I was her first child. As all firstborns do, I was the one who forever changed her life in ways she never could have imagined. As an older adult, she once confessed her only regret was that she didn’t attend college. Instead, she married and raised six children out on a farm. I still don't know whether to feel guilty or grateful. She always claimed we were the center of her universe and that she never would have traded us for anything. Even in her confused state, all she wanted after our father died was to go back to Ohio from their Florida retirement residence so she could be home and see her children. Note that she didn't ask to come to Kansas to be with her firstborn. I chuckle.

 

I then considered my own children who have long been grown and gone from home.

 

Memories of our togetherness and the times when I happily knew nearly every detail of their sweet little lives seemed only to reinforce the deep chasm of our necessary adult separation. I felt exquisite pain in missing my little children. Looking into the rear-view mirror, I realized how fast my days with them vaporized. Where did my babies go? Another birthday, another reflection of time's odd enigma. Time is sometimes cruel.

 

Then there's the recent insatiable desire for us to celebrate the 50th anniversary of Apollo 11. Could it really be 50 years? Good grief! I watched the events from the living room floor with Dad, Mom and my five little brothers and sisters crowded around the TV.

 

Neil Armstrong hailed from my home state of Ohio and so it was even more meaningful to us. We were enthralled.

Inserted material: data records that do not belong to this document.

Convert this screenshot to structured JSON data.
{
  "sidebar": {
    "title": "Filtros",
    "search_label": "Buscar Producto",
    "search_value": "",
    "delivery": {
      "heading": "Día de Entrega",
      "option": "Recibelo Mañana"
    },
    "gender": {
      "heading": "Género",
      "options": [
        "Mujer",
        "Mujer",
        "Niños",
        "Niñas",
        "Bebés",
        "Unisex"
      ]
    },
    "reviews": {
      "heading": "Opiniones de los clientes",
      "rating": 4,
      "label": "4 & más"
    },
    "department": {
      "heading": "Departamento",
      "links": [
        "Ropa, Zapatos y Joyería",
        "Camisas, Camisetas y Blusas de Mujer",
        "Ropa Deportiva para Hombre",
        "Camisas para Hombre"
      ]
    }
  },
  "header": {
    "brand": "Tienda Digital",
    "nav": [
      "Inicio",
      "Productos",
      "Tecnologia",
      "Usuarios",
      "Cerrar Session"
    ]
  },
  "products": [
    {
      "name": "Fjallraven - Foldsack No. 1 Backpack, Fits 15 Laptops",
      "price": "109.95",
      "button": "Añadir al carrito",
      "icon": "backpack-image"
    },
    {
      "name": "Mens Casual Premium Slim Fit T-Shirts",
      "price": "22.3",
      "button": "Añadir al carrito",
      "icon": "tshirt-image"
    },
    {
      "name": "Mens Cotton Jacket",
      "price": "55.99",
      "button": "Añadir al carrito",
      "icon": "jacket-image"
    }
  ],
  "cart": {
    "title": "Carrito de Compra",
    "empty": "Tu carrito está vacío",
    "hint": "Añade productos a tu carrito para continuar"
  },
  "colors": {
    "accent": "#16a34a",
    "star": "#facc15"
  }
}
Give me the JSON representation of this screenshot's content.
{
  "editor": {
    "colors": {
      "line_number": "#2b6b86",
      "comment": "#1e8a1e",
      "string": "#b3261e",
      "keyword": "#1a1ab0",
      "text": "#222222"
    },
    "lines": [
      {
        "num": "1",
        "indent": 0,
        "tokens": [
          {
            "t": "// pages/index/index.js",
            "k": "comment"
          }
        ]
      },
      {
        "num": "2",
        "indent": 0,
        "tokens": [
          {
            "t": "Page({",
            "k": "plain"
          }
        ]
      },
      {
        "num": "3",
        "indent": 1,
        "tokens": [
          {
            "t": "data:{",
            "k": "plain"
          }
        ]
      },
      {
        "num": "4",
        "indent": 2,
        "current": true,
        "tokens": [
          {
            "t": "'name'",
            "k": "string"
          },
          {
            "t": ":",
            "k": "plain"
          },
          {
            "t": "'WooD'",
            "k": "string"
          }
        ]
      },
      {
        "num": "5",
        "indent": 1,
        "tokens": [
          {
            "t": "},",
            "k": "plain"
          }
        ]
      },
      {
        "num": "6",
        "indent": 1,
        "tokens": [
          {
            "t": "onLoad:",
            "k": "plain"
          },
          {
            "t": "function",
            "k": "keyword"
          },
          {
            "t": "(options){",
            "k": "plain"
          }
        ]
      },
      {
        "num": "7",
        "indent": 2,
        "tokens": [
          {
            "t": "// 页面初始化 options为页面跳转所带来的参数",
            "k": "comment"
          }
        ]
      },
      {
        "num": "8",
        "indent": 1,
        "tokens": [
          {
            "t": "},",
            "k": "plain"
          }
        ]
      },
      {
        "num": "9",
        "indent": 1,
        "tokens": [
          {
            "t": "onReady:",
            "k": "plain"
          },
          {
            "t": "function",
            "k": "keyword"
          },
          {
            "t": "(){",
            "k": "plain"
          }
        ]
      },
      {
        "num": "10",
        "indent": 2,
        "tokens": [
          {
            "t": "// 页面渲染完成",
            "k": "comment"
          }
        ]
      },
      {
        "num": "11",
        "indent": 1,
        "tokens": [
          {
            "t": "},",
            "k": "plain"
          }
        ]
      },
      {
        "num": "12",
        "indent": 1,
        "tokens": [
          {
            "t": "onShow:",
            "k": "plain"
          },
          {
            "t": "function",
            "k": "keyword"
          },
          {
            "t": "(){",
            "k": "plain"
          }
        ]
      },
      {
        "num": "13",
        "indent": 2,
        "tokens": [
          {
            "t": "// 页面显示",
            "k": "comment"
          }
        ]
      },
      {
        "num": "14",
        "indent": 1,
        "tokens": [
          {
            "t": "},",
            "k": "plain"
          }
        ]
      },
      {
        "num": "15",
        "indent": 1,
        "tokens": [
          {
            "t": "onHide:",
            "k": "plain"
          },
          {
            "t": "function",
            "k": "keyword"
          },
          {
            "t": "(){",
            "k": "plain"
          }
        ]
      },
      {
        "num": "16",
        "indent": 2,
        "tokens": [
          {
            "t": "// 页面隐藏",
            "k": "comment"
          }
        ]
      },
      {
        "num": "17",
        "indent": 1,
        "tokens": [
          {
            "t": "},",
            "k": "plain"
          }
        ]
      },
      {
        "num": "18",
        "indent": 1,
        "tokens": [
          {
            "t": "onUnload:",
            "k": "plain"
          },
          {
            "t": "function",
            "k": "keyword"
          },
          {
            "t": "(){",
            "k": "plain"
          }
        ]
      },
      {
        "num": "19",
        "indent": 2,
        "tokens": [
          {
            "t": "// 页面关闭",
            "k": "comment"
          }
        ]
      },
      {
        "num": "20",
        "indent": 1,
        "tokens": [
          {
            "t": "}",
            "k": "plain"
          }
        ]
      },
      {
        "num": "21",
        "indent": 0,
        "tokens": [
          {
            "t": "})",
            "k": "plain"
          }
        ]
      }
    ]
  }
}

We were proud of our country that had captivated the world by meeting President Kennedy's audacious 1961 goal of reaching and returning safely from the moon before the end of the decade. America did it and honestly, it seems like yesterday. Time is a trickster.

 

Since my last birthday, my dear husband has had a rough year. He's been faced with increasing health challenges. In early April, he simply collapsed when standing by my side as we viewed the Wichita Art Museum's Georgia O'Keefe exhibit.

 

He was badly injured, but the diagnosis finally came with the trauma center's head CT scan. The second night of his hospitalization I went home to sleep, shower and change clothes. Climbing into an empty bed, I wondered whether our lives had entered a point of no return.

 

I've been through several serious health scares with him over the years and am now convinced he is part-cat… living nine lives. I hope his recent surgery will make the difference. According to the neurosurgeon, he should improve over the next 6-12 months. I can evaluate his recovery at my next birthday in 2020. It feels good to look ahead. Time is an encourager.

 

My sister once told me as we had lunch at a Wichita restaurant before her flight home, "Don't be sad. The next time you eat lunch here, sit in that same chair and remember that only time separates us."

 

I've looked up the origin of that statement, but can't find it. I honestly don't know if she really thought it up or if she remembered it from another context and simply re-cycled it. It’s a haunting quote and one that we often recite to each other when we're separated by distance, but not time.

 

In thinking about my dear late parents, my little children, Apollo 11, and the life my husband and I used to have, I keep in mind that time is the only thing truly separating us. Time is a mysterious marvel.

 

I’m grateful for today and eager to face it, whatever it may bring. But I promise myself to remember Auld Lang Syne for all its riches even in the middle of July and even while eyeing tomorrow.

 

— Val Gleason is president and CEO of Newton Medical Center.